The package in question, named “nodejs_net_server” and downloaded over 1,283 times since February 2019, was last updated seven months ago (version 1.1.2), with its corresponding repository leading to non-existent locations hosted on GitHub.
“It isn’t malicious by itself, but it can be when put into the malicious use context,” ReversingLabs researcher Karlo Zanki said in an analysis shared with The Hacker News. “For instance, this package uses it to perform malicious password stealing and credential exfiltration. Even though this off-the-shelf password recovery tool comes with a graphical user interface, malware authors like to use it as it can also be run from the command line.”
While the first version of the package was published just to test the process of publishing an NPM package, the developer, who went by the name of “chrunlee”, made revisions to implement a remote shell functionality which was improvised over several subsequent versions.
This was followed by the addition of a script that downloaded the ChromePass password-stealing tool hosted on their personal website (“hxxps://chrunlee.cn/a.exe”), only to modify it three weeks later to run TeamViewer remote access software.

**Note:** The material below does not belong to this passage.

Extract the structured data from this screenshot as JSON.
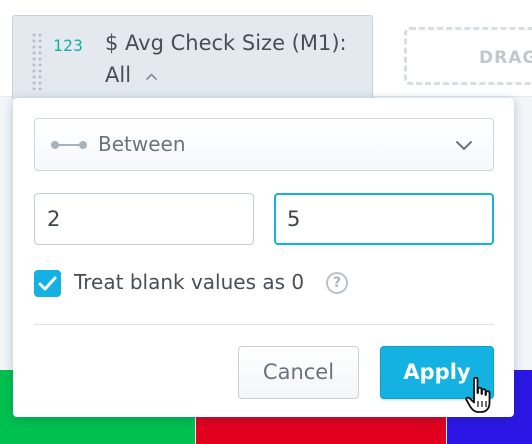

ReversingLabs said it reported the rogue package to NPM’s security team twice, once on July 2 and again on July 15, but noted that no action has been taken to date to take it down. We have reached out to NPM for further clarification, and we’ll update the story once we hear back.
If anything, the development once again exposes the gaps in relying on third-party code hosted on public package repositories as software supply chain attacks become a popular tactic for threat actors to abuse the trust in interconnected IT software to stage increasingly sophisticated security breaches.
“Growing popularity of software package repositories and their ease of use make them a perfect target,” Zanki said. “When developers reuse existing libraries to implement the needed functionality faster and easier, they rarely make in-depth security assessments before including them into their project.”
“This omission is a result of the overwhelming nature, and the vast quantity, of potential security issues found in third-party code. Hence in general, packages are quickly installed to validate whether they solve the problem and, if they don’t, move on to the alternative. This is a dangerous practice, and it can lead to incidental installation of malicious software,” Zanki added.